_EXERCISE INSTRUCTIONS_.
Output every entry exactly, from the first line to the last.

——————

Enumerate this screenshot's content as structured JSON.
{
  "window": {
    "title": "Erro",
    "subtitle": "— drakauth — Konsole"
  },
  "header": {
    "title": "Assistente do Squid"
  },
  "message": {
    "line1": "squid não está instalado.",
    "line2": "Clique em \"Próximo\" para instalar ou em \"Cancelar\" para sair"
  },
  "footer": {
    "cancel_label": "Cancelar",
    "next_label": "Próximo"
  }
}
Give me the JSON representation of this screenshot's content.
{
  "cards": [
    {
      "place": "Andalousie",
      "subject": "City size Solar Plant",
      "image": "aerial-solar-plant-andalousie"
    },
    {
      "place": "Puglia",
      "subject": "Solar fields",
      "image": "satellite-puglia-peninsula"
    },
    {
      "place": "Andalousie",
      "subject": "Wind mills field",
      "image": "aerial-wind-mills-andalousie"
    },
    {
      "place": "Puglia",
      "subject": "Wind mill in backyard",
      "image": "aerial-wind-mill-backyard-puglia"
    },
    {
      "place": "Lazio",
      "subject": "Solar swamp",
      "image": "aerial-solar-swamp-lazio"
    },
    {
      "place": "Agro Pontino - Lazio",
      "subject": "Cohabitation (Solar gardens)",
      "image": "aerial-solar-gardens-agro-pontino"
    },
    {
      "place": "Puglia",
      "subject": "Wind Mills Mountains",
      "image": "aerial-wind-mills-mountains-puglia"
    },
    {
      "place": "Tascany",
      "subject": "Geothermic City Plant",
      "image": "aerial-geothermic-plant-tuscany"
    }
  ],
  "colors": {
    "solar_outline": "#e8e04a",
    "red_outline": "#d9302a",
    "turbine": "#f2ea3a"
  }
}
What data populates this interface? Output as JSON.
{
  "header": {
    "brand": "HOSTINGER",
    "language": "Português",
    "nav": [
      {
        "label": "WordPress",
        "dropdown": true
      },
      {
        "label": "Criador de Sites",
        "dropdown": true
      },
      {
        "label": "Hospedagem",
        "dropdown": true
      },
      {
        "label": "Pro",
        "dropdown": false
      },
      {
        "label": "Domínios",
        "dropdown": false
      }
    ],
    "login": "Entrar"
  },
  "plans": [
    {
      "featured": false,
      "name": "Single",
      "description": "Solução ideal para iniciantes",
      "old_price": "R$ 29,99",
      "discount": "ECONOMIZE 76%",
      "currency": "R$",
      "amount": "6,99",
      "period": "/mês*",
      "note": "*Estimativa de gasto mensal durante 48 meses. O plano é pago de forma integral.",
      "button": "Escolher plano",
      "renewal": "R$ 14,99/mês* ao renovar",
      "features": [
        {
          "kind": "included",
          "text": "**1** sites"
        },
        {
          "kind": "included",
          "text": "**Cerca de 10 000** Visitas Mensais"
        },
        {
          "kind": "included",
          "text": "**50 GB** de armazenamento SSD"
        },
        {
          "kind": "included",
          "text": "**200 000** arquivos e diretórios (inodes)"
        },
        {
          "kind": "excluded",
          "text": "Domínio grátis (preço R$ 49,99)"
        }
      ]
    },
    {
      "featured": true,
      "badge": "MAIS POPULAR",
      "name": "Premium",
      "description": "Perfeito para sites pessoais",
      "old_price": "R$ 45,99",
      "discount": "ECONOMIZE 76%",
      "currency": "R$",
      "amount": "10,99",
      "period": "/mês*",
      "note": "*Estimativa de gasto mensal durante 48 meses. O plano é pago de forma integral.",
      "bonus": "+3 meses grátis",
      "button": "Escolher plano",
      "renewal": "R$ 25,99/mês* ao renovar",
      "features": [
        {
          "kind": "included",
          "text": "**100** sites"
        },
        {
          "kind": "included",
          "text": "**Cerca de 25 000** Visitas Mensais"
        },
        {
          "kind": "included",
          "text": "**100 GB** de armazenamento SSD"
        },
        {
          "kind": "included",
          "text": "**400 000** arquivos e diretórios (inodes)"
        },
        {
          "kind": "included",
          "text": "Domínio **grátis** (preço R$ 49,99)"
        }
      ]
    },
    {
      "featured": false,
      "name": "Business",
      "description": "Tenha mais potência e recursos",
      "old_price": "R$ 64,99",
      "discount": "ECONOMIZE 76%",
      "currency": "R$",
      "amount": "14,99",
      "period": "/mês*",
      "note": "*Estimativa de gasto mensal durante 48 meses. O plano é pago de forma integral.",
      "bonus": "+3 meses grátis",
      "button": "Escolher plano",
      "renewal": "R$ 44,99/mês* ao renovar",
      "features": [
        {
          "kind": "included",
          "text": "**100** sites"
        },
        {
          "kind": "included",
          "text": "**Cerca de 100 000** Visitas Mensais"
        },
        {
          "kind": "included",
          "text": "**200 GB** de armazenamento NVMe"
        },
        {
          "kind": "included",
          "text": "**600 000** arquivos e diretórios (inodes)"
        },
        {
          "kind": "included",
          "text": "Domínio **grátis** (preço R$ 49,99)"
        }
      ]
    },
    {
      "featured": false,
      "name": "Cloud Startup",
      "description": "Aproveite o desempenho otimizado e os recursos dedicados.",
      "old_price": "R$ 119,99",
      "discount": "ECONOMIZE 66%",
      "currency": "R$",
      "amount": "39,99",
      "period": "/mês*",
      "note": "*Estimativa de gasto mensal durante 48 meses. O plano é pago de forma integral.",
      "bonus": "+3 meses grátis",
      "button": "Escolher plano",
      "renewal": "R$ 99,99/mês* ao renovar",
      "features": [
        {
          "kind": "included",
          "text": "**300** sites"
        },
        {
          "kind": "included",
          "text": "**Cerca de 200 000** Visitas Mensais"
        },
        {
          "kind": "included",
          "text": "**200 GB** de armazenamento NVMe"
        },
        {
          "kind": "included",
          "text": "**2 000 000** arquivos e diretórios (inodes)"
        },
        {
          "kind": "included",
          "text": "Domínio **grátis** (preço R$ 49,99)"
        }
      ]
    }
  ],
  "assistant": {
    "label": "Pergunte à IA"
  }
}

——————

_PROBLEM SOLUTION_.
Enumerate this screenshot's content as structured JSON.
{
  "window": {
    "title": "Erro",
    "subtitle": "— drakauth — Konsole"
  },
  "header": {
    "title": "Assistente do Squid"
  },
  "message": {
    "line1": "squid não está instalado.",
    "line2": "Clique em \"Próximo\" para instalar ou em \"Cancelar\" para sair"
  },
  "footer": {
    "cancel_label": "Cancelar",
    "next_label": "Próximo"
  }
}
Give me the JSON representation of this screenshot's content.
{
  "cards": [
    {
      "place": "Andalousie",
      "subject": "City size Solar Plant",
      "image": "aerial-solar-plant-andalousie"
    },
    {
      "place": "Puglia",
      "subject": "Solar fields",
      "image": "satellite-puglia-peninsula"
    },
    {
      "place": "Andalousie",
      "subject": "Wind mills field",
      "image": "aerial-wind-mills-andalousie"
    },
    {
      "place": "Puglia",
      "subject": "Wind mill in backyard",
      "image": "aerial-wind-mill-backyard-puglia"
    },
    {
      "place": "Lazio",
      "subject": "Solar swamp",
      "image": "aerial-solar-swamp-lazio"
    },
    {
      "place": "Agro Pontino - Lazio",
      "subject": "Cohabitation (Solar gardens)",
      "image": "aerial-solar-gardens-agro-pontino"
    },
    {
      "place": "Puglia",
      "subject": "Wind Mills Mountains",
      "image": "aerial-wind-mills-mountains-puglia"
    },
    {
      "place": "Tascany",
      "subject": "Geothermic City Plant",
      "image": "aerial-geothermic-plant-tuscany"
    }
  ],
  "colors": {
    "solar_outline": "#e8e04a",
    "red_outline": "#d9302a",
    "turbine": "#f2ea3a"
  }
}
What data populates this interface? Output as JSON.
{
  "header": {
    "brand": "HOSTINGER",
    "language": "Português",
    "nav": [
      {
        "label": "WordPress",
        "dropdown": true
      },
      {
        "label": "Criador de Sites",
        "dropdown": true
      },
      {
        "label": "Hospedagem",
        "dropdown": true
      },
      {
        "label": "Pro",
        "dropdown": false
      },
      {
        "label": "Domínios",
        "dropdown": false
      }
    ],
    "login": "Entrar"
  },
  "plans": [
    {
      "featured": false,
      "name": "Single",
      "description": "Solução ideal para iniciantes",
      "old_price": "R$ 29,99",
      "discount": "ECONOMIZE 76%",
      "currency": "R$",
      "amount": "6,99",
      "period": "/mês*",
      "note": "*Estimativa de gasto mensal durante 48 meses. O plano é pago de forma integral.",
      "button": "Escolher plano",
      "renewal": "R$ 14,99/mês* ao renovar",
      "features": [
        {
          "kind": "included",
          "text": "**1** sites"
        },
        {
          "kind": "included",
          "text": "**Cerca de 10 000** Visitas Mensais"
        },
        {
          "kind": "included",
          "text": "**50 GB** de armazenamento SSD"
        },
        {
          "kind": "included",
          "text": "**200 000** arquivos e diretórios (inodes)"
        },
        {
          "kind": "excluded",
          "text": "Domínio grátis (preço R$ 49,99)"
        }
      ]
    },
    {
      "featured": true,
      "badge": "MAIS POPULAR",
      "name": "Premium",
      "description": "Perfeito para sites pessoais",
      "old_price": "R$ 45,99",
      "discount": "ECONOMIZE 76%",
      "currency": "R$",
      "amount": "10,99",
      "period": "/mês*",
      "note": "*Estimativa de gasto mensal durante 48 meses. O plano é pago de forma integral.",
      "bonus": "+3 meses grátis",
      "button": "Escolher plano",
      "renewal": "R$ 25,99/mês* ao renovar",
      "features": [
        {
          "kind": "included",
          "text": "**100** sites"
        },
        {
          "kind": "included",
          "text": "**Cerca de 25 000** Visitas Mensais"
        },
        {
          "kind": "included",
          "text": "**100 GB** de armazenamento SSD"
        },
        {
          "kind": "included",
          "text": "**400 000** arquivos e diretórios (inodes)"
        },
        {
          "kind": "included",
          "text": "Domínio **grátis** (preço R$ 49,99)"
        }
      ]
    },
    {
      "featured": false,
      "name": "Business",
      "description": "Tenha mais potência e recursos",
      "old_price": "R$ 64,99",
      "discount": "ECONOMIZE 76%",
      "currency": "R$",
      "amount": "14,99",
      "period": "/mês*",
      "note": "*Estimativa de gasto mensal durante 48 meses. O plano é pago de forma integral.",
      "bonus": "+3 meses grátis",
      "button": "Escolher plano",
      "renewal": "R$ 44,99/mês* ao renovar",
      "features": [
        {
          "kind": "included",
          "text": "**100** sites"
        },
        {
          "kind": "included",
          "text": "**Cerca de 100 000** Visitas Mensais"
        },
        {
          "kind": "included",
          "text": "**200 GB** de armazenamento NVMe"
        },
        {
          "kind": "included",
          "text": "**600 000** arquivos e diretórios (inodes)"
        },
        {
          "kind": "included",
          "text": "Domínio **grátis** (preço R$ 49,99)"
        }
      ]
    },
    {
      "featured": false,
      "name": "Cloud Startup",
      "description": "Aproveite o desempenho otimizado e os recursos dedicados.",
      "old_price": "R$ 119,99",
      "discount": "ECONOMIZE 66%",
      "currency": "R$",
      "amount": "39,99",
      "period": "/mês*",
      "note": "*Estimativa de gasto mensal durante 48 meses. O plano é pago de forma integral.",
      "bonus": "+3 meses grátis",
      "button": "Escolher plano",
      "renewal": "R$ 99,99/mês* ao renovar",
      "features": [
        {
          "kind": "included",
          "text": "**300** sites"
        },
        {
          "kind": "included",
          "text": "**Cerca de 200 000** Visitas Mensais"
        },
        {
          "kind": "included",
          "text": "**200 GB** de armazenamento NVMe"
        },
        {
          "kind": "included",
          "text": "**2 000 000** arquivos e diretórios (inodes)"
        },
        {
          "kind": "included",
          "text": "Domínio **grátis** (preço R$ 49,99)"
        }
      ]
    }
  ],
  "assistant": {
    "label": "Pergunte à IA"
  }
}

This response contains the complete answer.